While the deals both represented significant raises and longer-term financial security for the right-handed duo, some feel like the players are selling themselves short. It has become a more common practice for players to agree to these types of deals in part due to how stagnant free agency has become. Get the money while you can.

Mets starter Noah Syndergaard is in a similar situation as Severino and Nola were. He and the Mets avoided arbitration last month, agreeing on a $6 million salary for the 2019 season. He has two more years of arbitration eligibility left. A contract extension with the Mets would presumably cover both of those years plus two or three years of what would be free agent years. As Tim Britton of The Athletic reports, however, Syndergaard plans to test free agency when the time comes.

Syndergaard said, “I trust my ability and the talent that I have. So I feel like I’m going to bet (on) myself in free agency and not do what they did. But if it’s fair for both sides and they approach me on it, then maybe we can talk.” He clarified that he would be open to a conversation about an extension, but the Mets thus far haven’t approached him about it. In his words, “There’s been no traction.”

Syndergaard, 26, has been one of baseball’s better starters since debuting in 2015. He owns a career 2.93 ERA with 573 strikeouts and 116 walks in 518 1/3 innings. Among pitchers to have logged at least 400 innings since 2015 and post a lower ERA are Clayton Kershaw (2.22), Jacob deGrom (2.66) and Max Scherzer (2.71). Syndergaard made only seven starts in 2017 yet still ranks seventh among pitchers in total strikeouts since 2015.

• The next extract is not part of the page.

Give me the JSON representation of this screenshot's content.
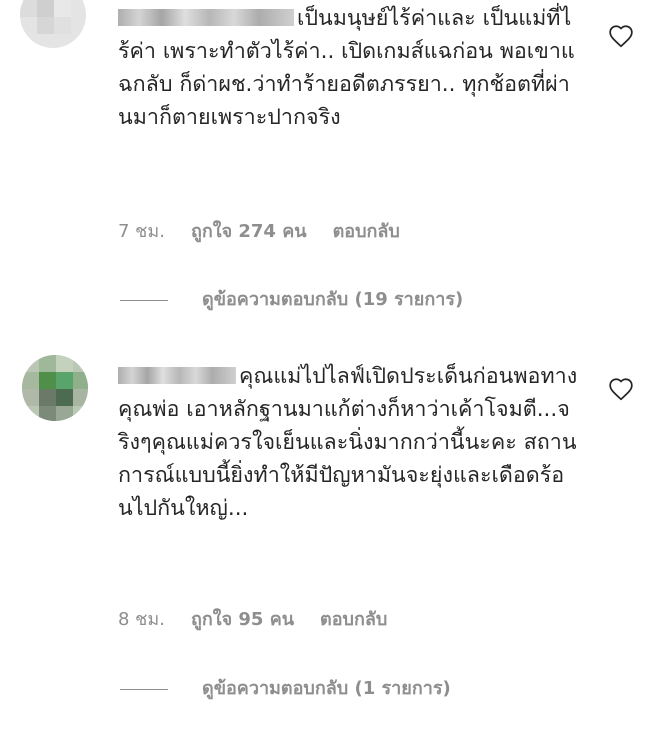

If Sydergaard doesn’t end up signing an extension, he will be entering free agency after the 2021 season. The collective bargaining agreement expires in December 2021 and a new one will likely be agreed upon around that time. Syndergaard will hopefully have better prospects entering free agency then than players do now.